Glastonbury man recalls two Anzac uncles
GLASTONBURY resident Buddy (“I was Christened Buddy”) Pullen will today remember the two important Anzacs in his life, one who came home and one who did not.
The one who survived the horror of World War I was his uncle Frank Pullen, who died in 1969, aged in his late seventies.
He served with the 5th Light Horse Regiment’s Machine Gun Section at Gallipoli and then in the deserts of North Africa.
His memory and that of his younger brother, Herbert Pullen, who died in the battlefields of France, are preserved because of the efforts of Buddy’s sister Elaine, who collected the family history in her book, Pullen Pioneers.
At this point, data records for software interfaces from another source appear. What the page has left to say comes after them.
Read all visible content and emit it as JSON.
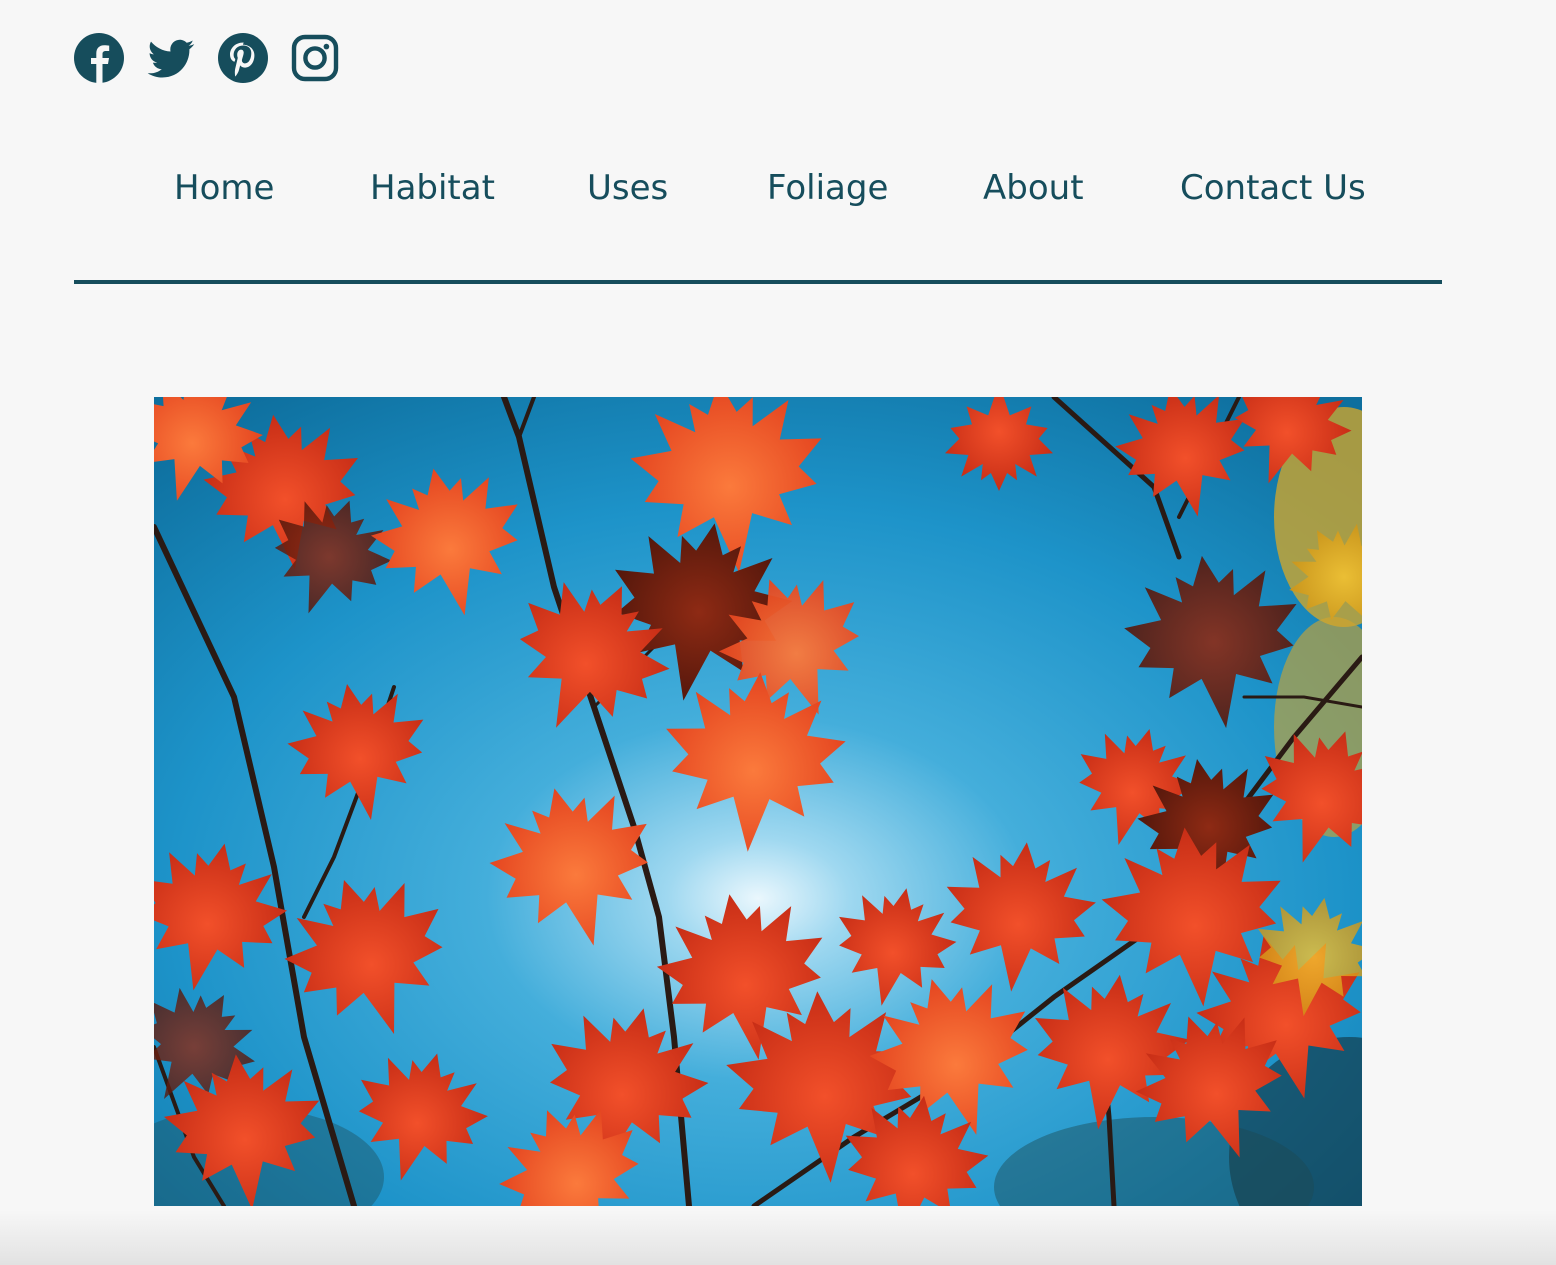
{
  "colors": {
    "accent": "#164d5c",
    "page_background": "#f7f7f7"
  },
  "social": [
    {
      "icon": "facebook-icon"
    },
    {
      "icon": "twitter-icon"
    },
    {
      "icon": "pinterest-icon"
    },
    {
      "icon": "instagram-icon"
    }
  ],
  "nav": {
    "items": [
      {
        "label": "Home"
      },
      {
        "label": "Habitat"
      },
      {
        "label": "Uses"
      },
      {
        "label": "Foliage"
      },
      {
        "label": "About"
      },
      {
        "label": "Contact Us"
      }
    ]
  },
  "hero": {
    "subject": "red maple leaves against blue sky"
  }
}
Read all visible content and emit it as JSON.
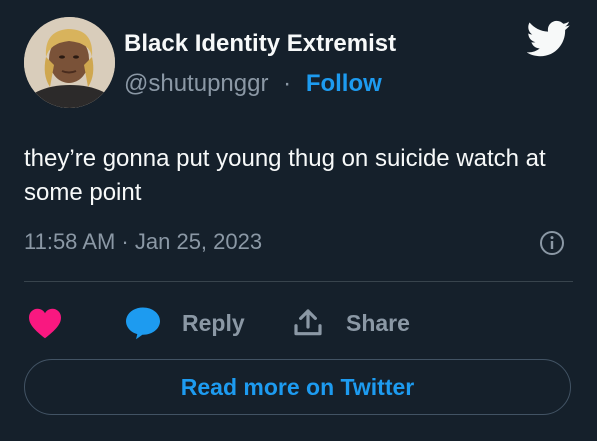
{
  "author": {
    "display_name": "Black Identity Extremist",
    "handle": "@shutupnggr",
    "separator": "·",
    "follow_label": "Follow"
  },
  "tweet": {
    "text": "they’re gonna put young thug on suicide watch at some point",
    "timestamp": "11:58 AM · Jan 25, 2023"
  },
  "actions": {
    "like_icon": "heart-icon",
    "reply_label": "Reply",
    "share_label": "Share"
  },
  "footer": {
    "read_more_label": "Read more on Twitter"
  },
  "colors": {
    "background": "#15202b",
    "accent": "#1d9bf0",
    "like": "#f91880",
    "muted": "#8b98a5"
  }
}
Herbert joined up at 19 and survived a gun shot wound to the face (and one of the worst European winters on record) before being killed in action the following month, only 18 months before the Armistice.
He has no known grave but is commemorated at the French village of Villers-Bretonneaux, one of the 10,982 Australians who died in France during World War I.
Frank Pullen came from Helidon, but joined the Gympie-linked 5th Light Horse “for some reason,” Buddy Pullen said yesterday.
“Frank was nominated for the Victoria Cross, but because of a skirmish with a group of local Arabs who appeared to be playing both sides of the war, all medals to his unit were cancelled as a group disciplinary tactic to get someone to name those involved.
“Nobody would,” Mr Pullen said.
“During his time in North Africa he was with the 2nd Light Horse and was involved in the historic Battle of Beersheba,” Mrs West wrote in her book.
He returned home after four long and terrible years of fighting, she wrote.